US Health Secretary Alex Azar

(CNN) Health and Human Services Secretary Alex Azar warned Sunday that the “window is closing” for the United States to get the coronavirus pandemic under control, as confirmed cases are surging in a majority of the country and some states are dealing with record numbers of hospitalizations.

“Things are very different from two months ago… So it is a very different situation, but this is a very, very serious situation and the window is closing for us to take action and get this under control,” Azar told CNN’s Jake Tapper on “State of the Union.”

He suggested that the US is better positioned to handled the pandemic than before, pointing to increased testing, contact tracing, hospital capacity, reserves of personal protective equipment, and advancement toward therapeutics and potential vaccines for the virus.

From Associated Press

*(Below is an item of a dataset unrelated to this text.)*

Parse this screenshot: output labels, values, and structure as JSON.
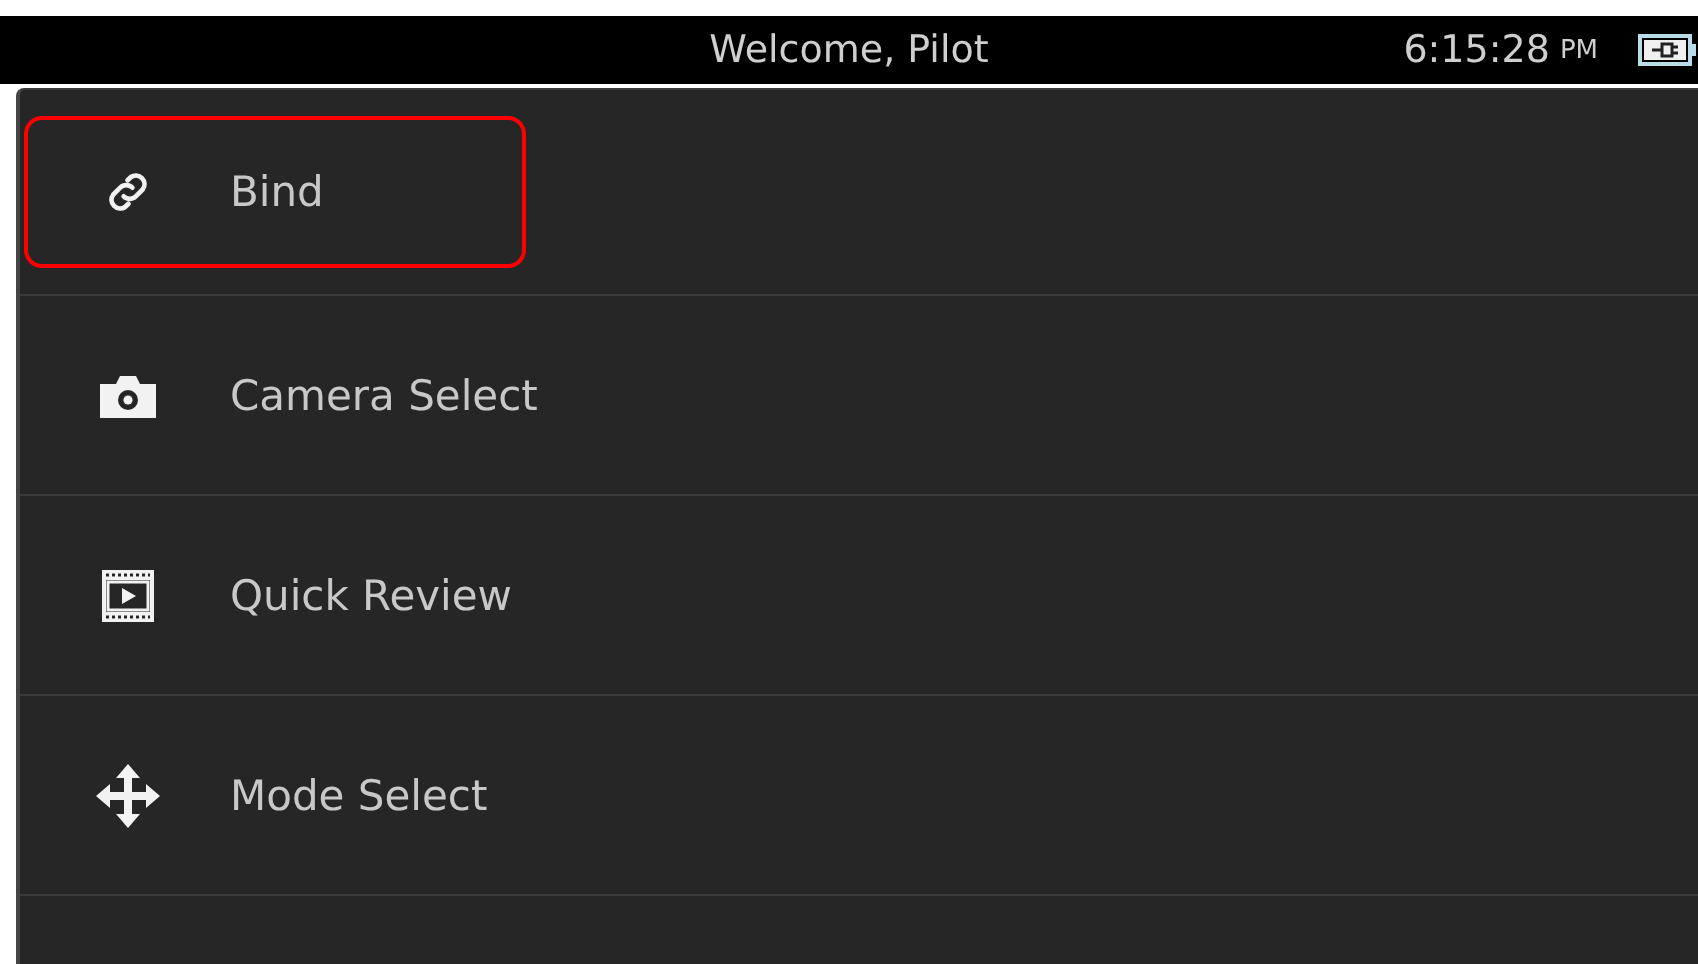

American states reverse openings, require masks amid resurgence; EU to publish border list, US likely to miss out

Arizona’s Republican governor has shut down bars, movie theaters, gyms and water parks amid a dramatic resurgence of coronavirus cases.

The state is not alone in its drastic reversal. Texas, Florida and California are backtracking, closing beaches and bars.

Leaders in several states also ordered residents to wear masks in public. Among those implementing the face-covering order is the city of Jacksonville, Florida, where the mask-averse President Trump plans to accept the Republican nomination in August. 

Arizona Governor Turnabout: Doug Ducey is now imploring residents to use face masks. While the Republican governor never discouraged their use, he had never previously given their usage a full-throated endorsement. The change is the latest sign that Ducey, similar to some other Republican governors, is being forced to set political considerations aside amid surging cases. This analysis from Jacques Billeaud and Peter Prengaman in Phoenix.

Europe Borders: The European Union is set to make public a list of countries whose citizens will be allowed back into 31 European nations, but Americans are likely to be refused entry for at least another two weeks. 

India: The nation has reported more than 18,000 new cases and 400 deaths. An Indian company, Bharat Biotech, also says it has received permission to go ahead with the first two phases of clinical vaccine trials after initial studies demonstrated safety. Multiple vaccine trials are underway in India. 

More from AP’s Global and U.S. teams

  • How risky is flying during the coronavirus pandemic? The AP is answering Viral Questions in this series
  • WHO-Contact Tracing: The head of the World Health Organization has dismissed complaints from countries that contact tracing is too difficult to implement as a control strategy as “lame.” 
  • U.S. Army Recruiting: COVID-19 has had a dramatic impact on military recruiting, shuttering enlistment stations around the country and forcing thousands of recruiters to woo potential soldiers online. 
  • Lives Lost: Michael Robert Marampe of Indonesia knew what he wanted to be since he was a kid: a doctor and a pianist. He became both, and his passion for music even led him to his fiancée — a woman he never got to marry because he got the virus and died aged 28.
  • South Korea’s Fans To Return: The country’s professional baseball league says it will require fans to wear masks and sit at least a seat apart as it prepares to bring back spectators in the coming weeks. Teams will be initially allowed to sell only 30% of the seats for each game. 
  • Park Concerts: In the One Good Thing series – What started as a way for two musicians to get out of the house during the outbreak has turned into nightly concerts at the boathouse in Brooklyn’s Prospect Park — with fans who expect them to play three to four hours a night, seven nights a week.